In your copy, repeat each record exactly and include no pictures.
==== Input material
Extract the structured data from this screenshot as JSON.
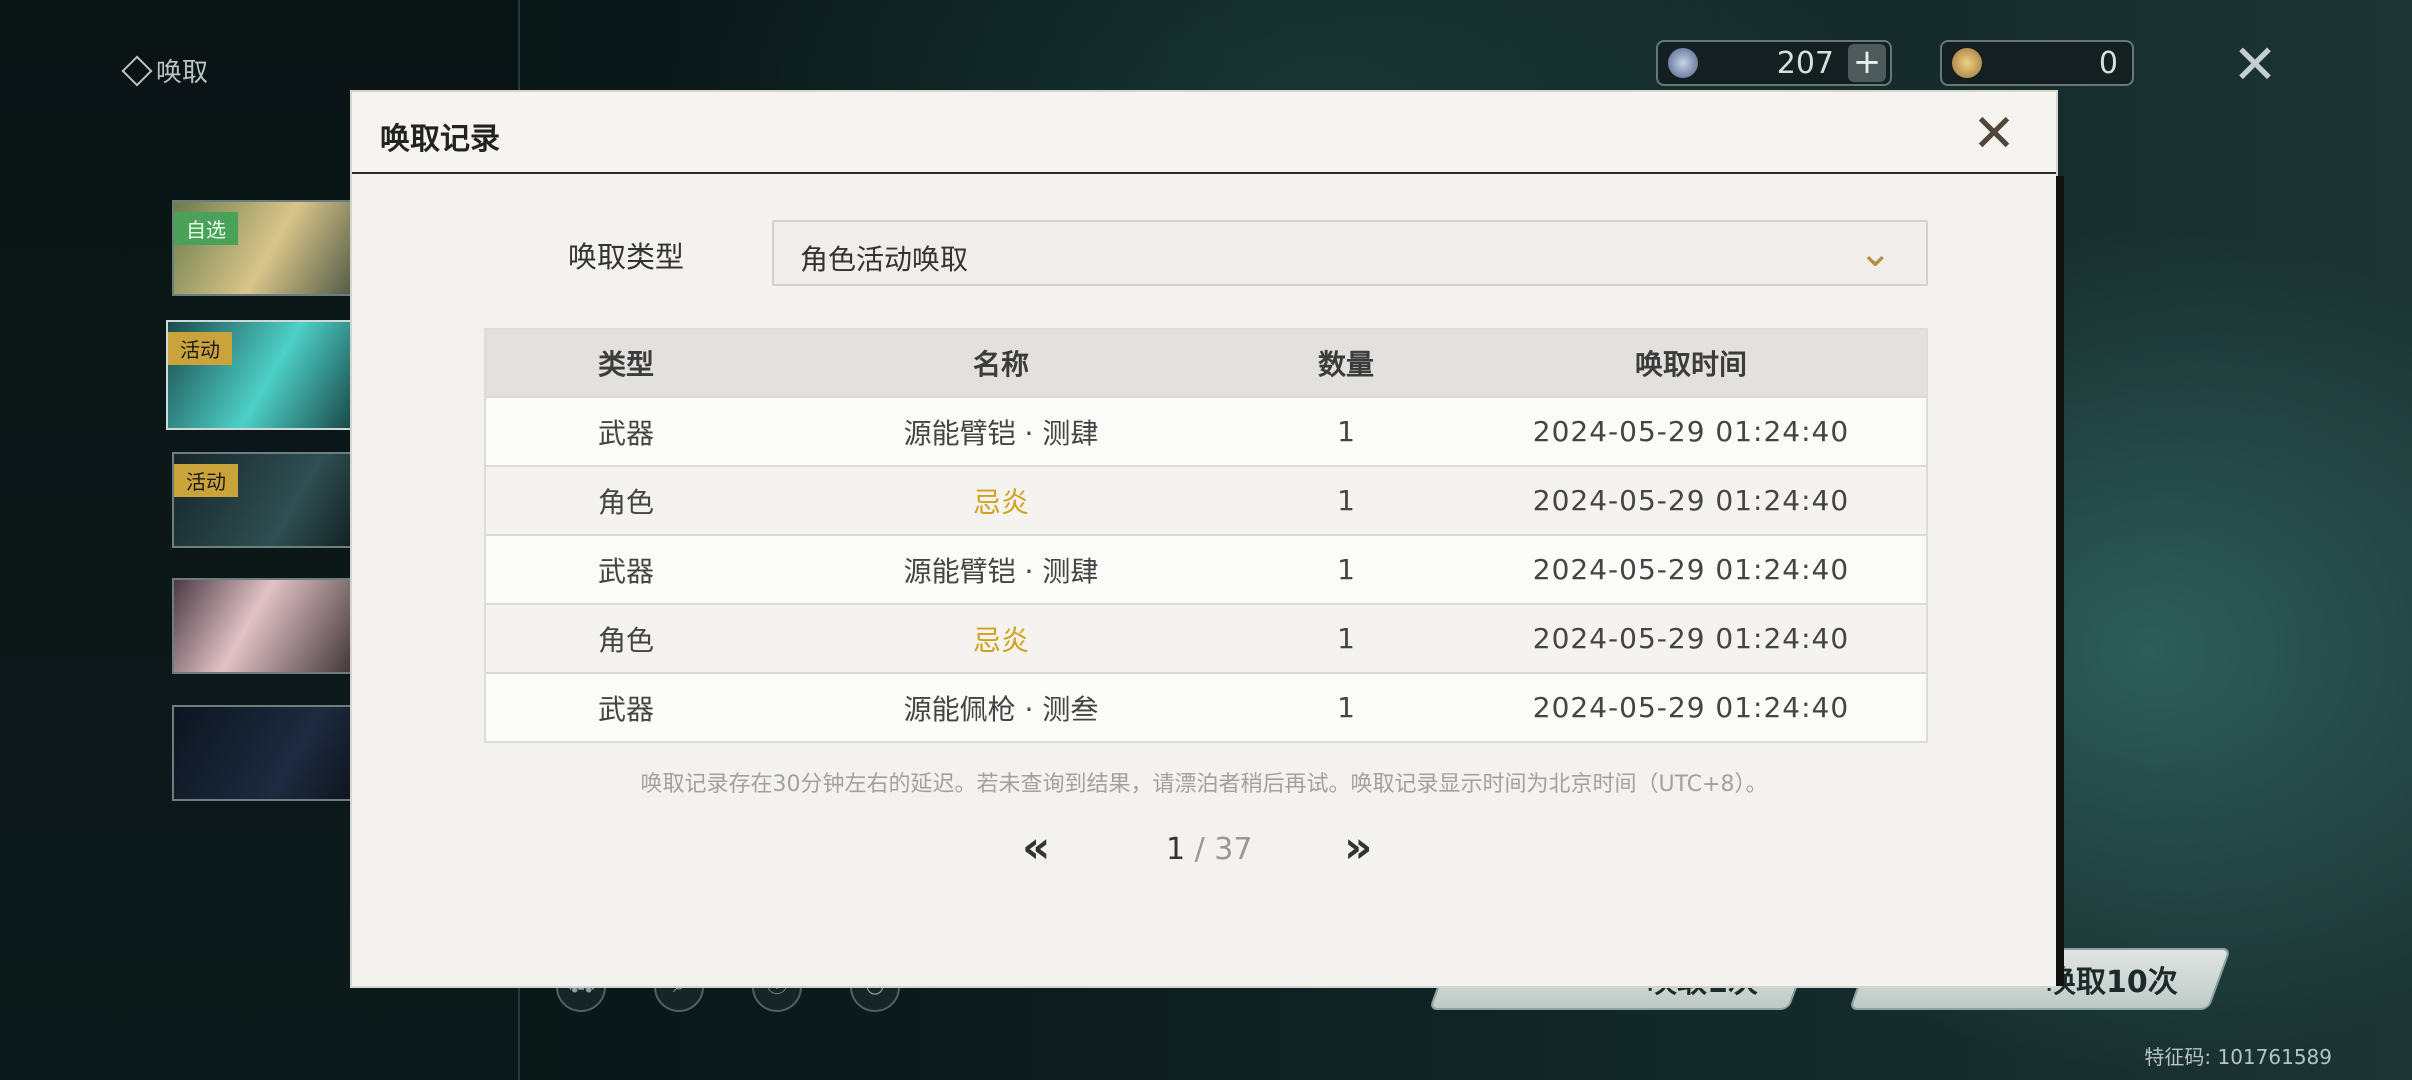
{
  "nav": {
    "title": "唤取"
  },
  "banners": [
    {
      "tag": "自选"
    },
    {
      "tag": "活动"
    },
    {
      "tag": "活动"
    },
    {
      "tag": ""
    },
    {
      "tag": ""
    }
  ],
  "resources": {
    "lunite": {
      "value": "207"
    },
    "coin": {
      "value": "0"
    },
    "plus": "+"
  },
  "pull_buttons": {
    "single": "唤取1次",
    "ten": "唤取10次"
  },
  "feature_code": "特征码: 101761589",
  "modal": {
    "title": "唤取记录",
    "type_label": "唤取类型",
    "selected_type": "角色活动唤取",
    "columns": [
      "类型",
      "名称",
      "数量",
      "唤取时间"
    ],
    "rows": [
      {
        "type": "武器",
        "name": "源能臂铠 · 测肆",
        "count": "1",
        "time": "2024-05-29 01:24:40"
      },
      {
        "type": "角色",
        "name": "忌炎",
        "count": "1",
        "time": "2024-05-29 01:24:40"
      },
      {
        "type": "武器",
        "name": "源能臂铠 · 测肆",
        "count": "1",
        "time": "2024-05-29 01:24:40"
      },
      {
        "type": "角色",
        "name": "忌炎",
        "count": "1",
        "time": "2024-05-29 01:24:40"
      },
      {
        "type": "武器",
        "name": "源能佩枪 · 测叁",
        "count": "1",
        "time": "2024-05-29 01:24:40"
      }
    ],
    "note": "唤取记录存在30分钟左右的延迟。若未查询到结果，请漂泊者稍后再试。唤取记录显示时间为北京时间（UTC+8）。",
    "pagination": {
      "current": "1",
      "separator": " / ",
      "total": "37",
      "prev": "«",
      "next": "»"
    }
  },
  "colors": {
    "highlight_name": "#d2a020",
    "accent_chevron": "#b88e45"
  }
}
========
→ Task answer
Extract the structured data from this screenshot as JSON.
{
  "nav": {
    "title": "唤取"
  },
  "banners": [
    {
      "tag": "自选"
    },
    {
      "tag": "活动"
    },
    {
      "tag": "活动"
    },
    {
      "tag": ""
    },
    {
      "tag": ""
    }
  ],
  "resources": {
    "lunite": {
      "value": "207"
    },
    "coin": {
      "value": "0"
    },
    "plus": "+"
  },
  "pull_buttons": {
    "single": "唤取1次",
    "ten": "唤取10次"
  },
  "feature_code": "特征码: 101761589",
  "modal": {
    "title": "唤取记录",
    "type_label": "唤取类型",
    "selected_type": "角色活动唤取",
    "columns": [
      "类型",
      "名称",
      "数量",
      "唤取时间"
    ],
    "rows": [
      {
        "type": "武器",
        "name": "源能臂铠 · 测肆",
        "count": "1",
        "time": "2024-05-29 01:24:40"
      },
      {
        "type": "角色",
        "name": "忌炎",
        "count": "1",
        "time": "2024-05-29 01:24:40"
      },
      {
        "type": "武器",
        "name": "源能臂铠 · 测肆",
        "count": "1",
        "time": "2024-05-29 01:24:40"
      },
      {
        "type": "角色",
        "name": "忌炎",
        "count": "1",
        "time": "2024-05-29 01:24:40"
      },
      {
        "type": "武器",
        "name": "源能佩枪 · 测叁",
        "count": "1",
        "time": "2024-05-29 01:24:40"
      }
    ],
    "note": "唤取记录存在30分钟左右的延迟。若未查询到结果，请漂泊者稍后再试。唤取记录显示时间为北京时间（UTC+8）。",
    "pagination": {
      "current": "1",
      "separator": " / ",
      "total": "37",
      "prev": "«",
      "next": "»"
    }
  },
  "colors": {
    "highlight_name": "#d2a020",
    "accent_chevron": "#b88e45"
  }
}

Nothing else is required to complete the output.